The statement went on to expose the pernicious role played by the Stalinist parties in creating a cruel deception about the very forces that jointly suppress MSI workers: “The claims of the trade unions and the Stalinist parties—the Communist Party of India (CPI) and the Communist Party of India (Marxist), or CPM—that the government and courts can be pressured into interceding on the workers’ behalf are a cruel deception. As the struggle of the Maruti Suzuki workers has itself amply demonstrated, the government, courts and police are all instruments of big business.”
Under the political influence of the Stalinists, the current MSWU leadership advances the same perspective of appealing to the Congress governments, placing MSI workers’ courageous and militant struggle to defeat the company-government witch-hunt in danger. Following two previous protest marches in Haryana, the MSWU leadership met and presented the case of MSI workers to two ministers of the state government—Youth and Sports Minister Sukhbir Kataria on November 8 and Industries Minister Randeep Surjewala on November 12—and promoted the illusion that those ministers would press state chief minister to act on behalf of the victimized workers. At the conclusion of the December 9 march as well, they submitted a memorandum to Prime Minister Manmohan Singh to persuade him to “consider” the MSI workers demands. As the head of the Congress Party-led central government, he is determined to push ahead with socially incendiary policies at the expense of the workers and rural masses and on behalf of local and foreign big business investors, including Maruti Suzuki.

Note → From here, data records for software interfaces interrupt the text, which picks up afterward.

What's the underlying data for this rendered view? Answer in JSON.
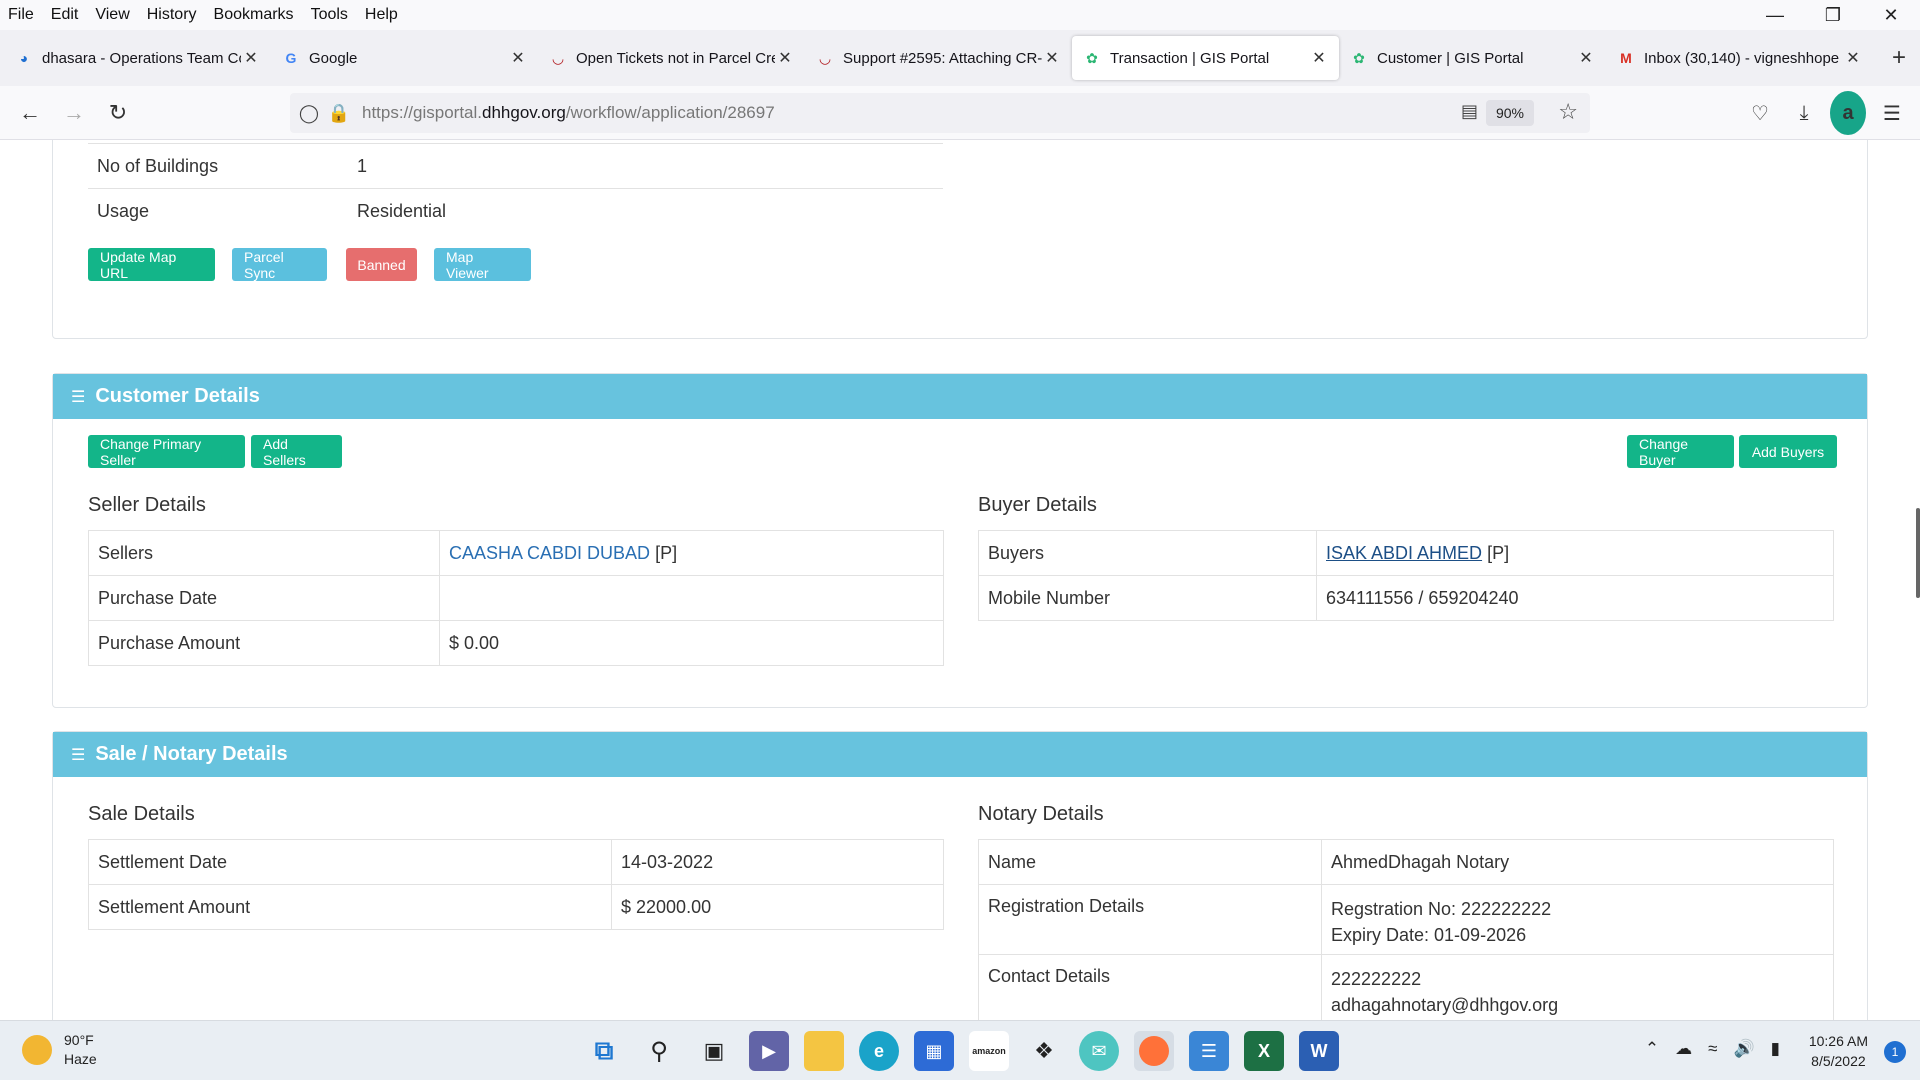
{
  "menubar": {
    "items": [
      "File",
      "Edit",
      "View",
      "History",
      "Bookmarks",
      "Tools",
      "Help"
    ],
    "accel": [
      "F",
      "E",
      "V",
      "s",
      "B",
      "T",
      "H"
    ]
  },
  "tabs": [
    {
      "title": "dhasara - Operations Team Co",
      "icon": "jira-icon"
    },
    {
      "title": "Google",
      "icon": "google-icon"
    },
    {
      "title": "Open Tickets not in Parcel Cre",
      "icon": "redmine-icon"
    },
    {
      "title": "Support #2595: Attaching CR-",
      "icon": "redmine-icon"
    },
    {
      "title": "Transaction | GIS Portal",
      "icon": "gis-portal-icon",
      "active": true
    },
    {
      "title": "Customer | GIS Portal",
      "icon": "gis-portal-icon"
    },
    {
      "title": "Inbox (30,140) - vigneshhope",
      "icon": "gmail-icon"
    }
  ],
  "navbar": {
    "url_prefix": "https://gisportal.",
    "url_domain": "dhhgov.org",
    "url_path": "/workflow/application/28697",
    "zoom": "90%",
    "account_initial": "a"
  },
  "property": {
    "rows": [
      {
        "label": "No of Buildings",
        "value": "1"
      },
      {
        "label": "Usage",
        "value": "Residential"
      }
    ],
    "buttons": {
      "update_map": "Update Map URL",
      "parcel_sync": "Parcel Sync",
      "banned": "Banned",
      "map_viewer": "Map Viewer"
    }
  },
  "customer": {
    "header": "Customer Details",
    "buttons": {
      "change_primary_seller": "Change Primary Seller",
      "add_sellers": "Add Sellers",
      "change_buyer": "Change Buyer",
      "add_buyers": "Add Buyers"
    },
    "seller_title": "Seller Details",
    "seller": {
      "sellers_label": "Sellers",
      "seller_name": "CAASHA CABDI DUBAD",
      "seller_tag": " [P]",
      "purchase_date_label": "Purchase Date",
      "purchase_date": "",
      "purchase_amount_label": "Purchase Amount",
      "purchase_amount": "$ 0.00"
    },
    "buyer_title": "Buyer Details",
    "buyer": {
      "buyers_label": "Buyers",
      "buyer_name": "ISAK ABDI AHMED",
      "buyer_tag": " [P]",
      "mobile_label": "Mobile Number",
      "mobile": "634111556 / 659204240"
    }
  },
  "sale": {
    "header": "Sale / Notary Details",
    "sale_title": "Sale Details",
    "settlement_date_label": "Settlement Date",
    "settlement_date": "14-03-2022",
    "settlement_amount_label": "Settlement Amount",
    "settlement_amount": "$ 22000.00",
    "notary_title": "Notary Details",
    "name_label": "Name",
    "name": "AhmedDhagah Notary",
    "registration_label": "Registration Details",
    "registration_no": "Regstration No: 222222222",
    "expiry": "Expiry Date: 01-09-2026",
    "contact_label": "Contact Details",
    "contact_phone": "222222222",
    "contact_email": "adhagahnotary@dhhgov.org"
  },
  "taskbar": {
    "temp": "90°F",
    "weather": "Haze",
    "time": "10:26 AM",
    "date": "8/5/2022",
    "notifications": "1"
  }
}
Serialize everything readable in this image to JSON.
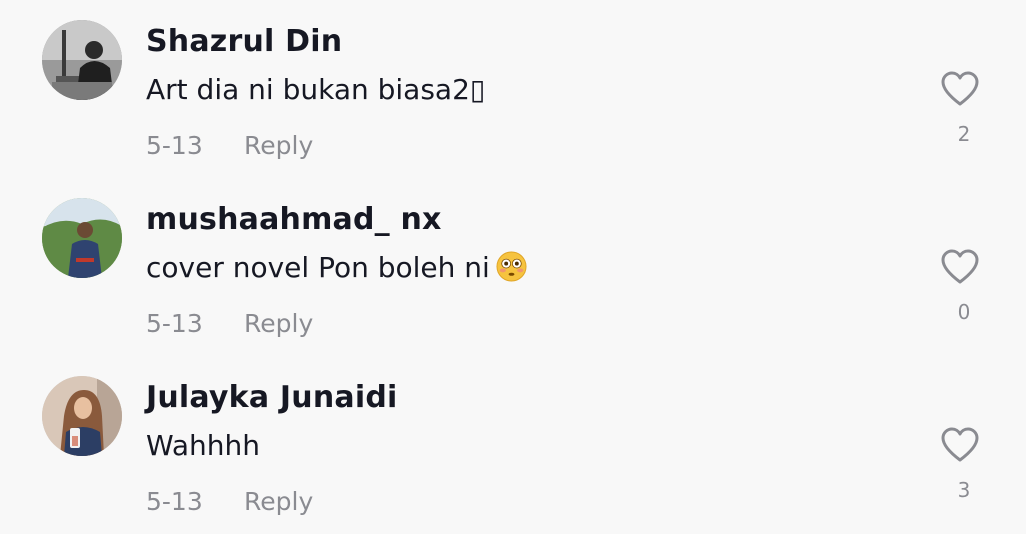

MSI workers must oppose the bankrupt and dangerous policy of appealing to the same politicians of the bourgeois establishment who work on behalf of investors against workers. It is necessary to draw the lessons from their own bitter experience. Workers must break politically and organizationally from the entire political establishment, from the Congress and the Hindu supremacist Bharatiya Janatha Party (BJP) through to the Stalinist CPM and CPI and their Left Front, for all these parties are enforcers of India’s cheap labour regime. It is a precondition for workers to mobilize their independent class strength on the basis of an alternative socialist policy.